Between the lab and the field: Plants and places of evidence in a Ugandan-Australian research collaboration
Abstract What, if any, new ideas can standardized and self-validating testing set-ups in molecular biology distill in a place like Uganda? This lecture thematizes the distribution of value and labor in a joint Ugandan-Australian project. Ugandan biologists are testing transgenic banana plants in a context, where the banana is a highly familiar main staple and where their work takes them more into the field than is usual in their lab-based discipline. I examine the ways in which place and forms of valuation become implicated in one another in scientific practices, tightening hierarchies between western, masculine places of high science in Australia and their devalued and feminized counterparts in Uganda. Based one and half years of ethnographic field research, I trace how the banana plant nonetheless becomes differently thinkable in the place-specific field practices of Ugandan biologists. Although these conceptual innovations become backgrounded in a disciplinary culture that fetishizes placelessness, even repetitive and self-affirming testing arrangements are not epistemically locked-in but can make familiar entities thinkable in new ways.

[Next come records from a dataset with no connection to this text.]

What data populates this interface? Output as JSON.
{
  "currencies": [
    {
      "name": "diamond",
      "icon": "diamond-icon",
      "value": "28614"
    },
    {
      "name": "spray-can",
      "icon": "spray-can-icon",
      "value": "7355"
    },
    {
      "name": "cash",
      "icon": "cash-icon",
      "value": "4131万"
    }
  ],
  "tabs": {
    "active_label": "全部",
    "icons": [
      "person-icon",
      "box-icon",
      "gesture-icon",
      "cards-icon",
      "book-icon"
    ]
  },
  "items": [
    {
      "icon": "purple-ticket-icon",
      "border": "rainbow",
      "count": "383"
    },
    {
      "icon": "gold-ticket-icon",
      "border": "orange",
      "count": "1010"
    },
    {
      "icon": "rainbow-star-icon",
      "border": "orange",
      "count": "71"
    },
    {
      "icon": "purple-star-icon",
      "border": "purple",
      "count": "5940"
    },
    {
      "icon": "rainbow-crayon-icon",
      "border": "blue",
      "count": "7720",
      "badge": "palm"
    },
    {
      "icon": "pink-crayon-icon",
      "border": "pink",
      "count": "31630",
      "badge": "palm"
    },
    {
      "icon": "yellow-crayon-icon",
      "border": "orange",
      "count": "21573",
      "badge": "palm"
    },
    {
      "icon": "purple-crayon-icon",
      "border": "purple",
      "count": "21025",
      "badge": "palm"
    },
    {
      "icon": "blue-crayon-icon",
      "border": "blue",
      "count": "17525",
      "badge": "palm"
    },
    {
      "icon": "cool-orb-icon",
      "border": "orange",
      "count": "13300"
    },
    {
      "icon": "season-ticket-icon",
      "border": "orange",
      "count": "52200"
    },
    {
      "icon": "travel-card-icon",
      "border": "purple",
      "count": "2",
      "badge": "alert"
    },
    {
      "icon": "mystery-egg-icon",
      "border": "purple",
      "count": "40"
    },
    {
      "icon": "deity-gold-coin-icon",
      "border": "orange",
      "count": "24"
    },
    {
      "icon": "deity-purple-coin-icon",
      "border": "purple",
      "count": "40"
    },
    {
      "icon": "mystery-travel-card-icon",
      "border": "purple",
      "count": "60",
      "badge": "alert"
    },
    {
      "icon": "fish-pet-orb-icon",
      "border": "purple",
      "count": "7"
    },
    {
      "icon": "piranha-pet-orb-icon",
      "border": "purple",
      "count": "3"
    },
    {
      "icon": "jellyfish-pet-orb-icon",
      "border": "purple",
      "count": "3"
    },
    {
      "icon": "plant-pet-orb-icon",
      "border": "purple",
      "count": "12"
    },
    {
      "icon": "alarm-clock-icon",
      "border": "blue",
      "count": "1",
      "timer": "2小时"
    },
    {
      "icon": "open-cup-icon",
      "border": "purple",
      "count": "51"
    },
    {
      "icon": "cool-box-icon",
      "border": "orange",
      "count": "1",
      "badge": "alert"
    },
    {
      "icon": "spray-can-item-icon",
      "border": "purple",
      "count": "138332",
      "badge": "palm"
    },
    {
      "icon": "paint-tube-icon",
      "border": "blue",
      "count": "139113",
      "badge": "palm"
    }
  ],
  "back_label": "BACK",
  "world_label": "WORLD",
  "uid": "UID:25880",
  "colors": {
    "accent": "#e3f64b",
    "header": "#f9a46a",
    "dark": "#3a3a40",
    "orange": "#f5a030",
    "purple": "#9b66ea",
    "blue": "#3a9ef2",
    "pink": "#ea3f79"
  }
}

Biography Sandra Calkins is Assistant Professor for Social and Cultural Anthropology at the Free University of Berlin. She has done field research in Sudan, Uganda, and Australia on uncertainty, nutrition, land rights, and human-plant relations. Her current research, inspired by STS, more-than-human anthropologies, and medical anthropology, examines a Ugandan-Australian science collaboration to improve banana plants.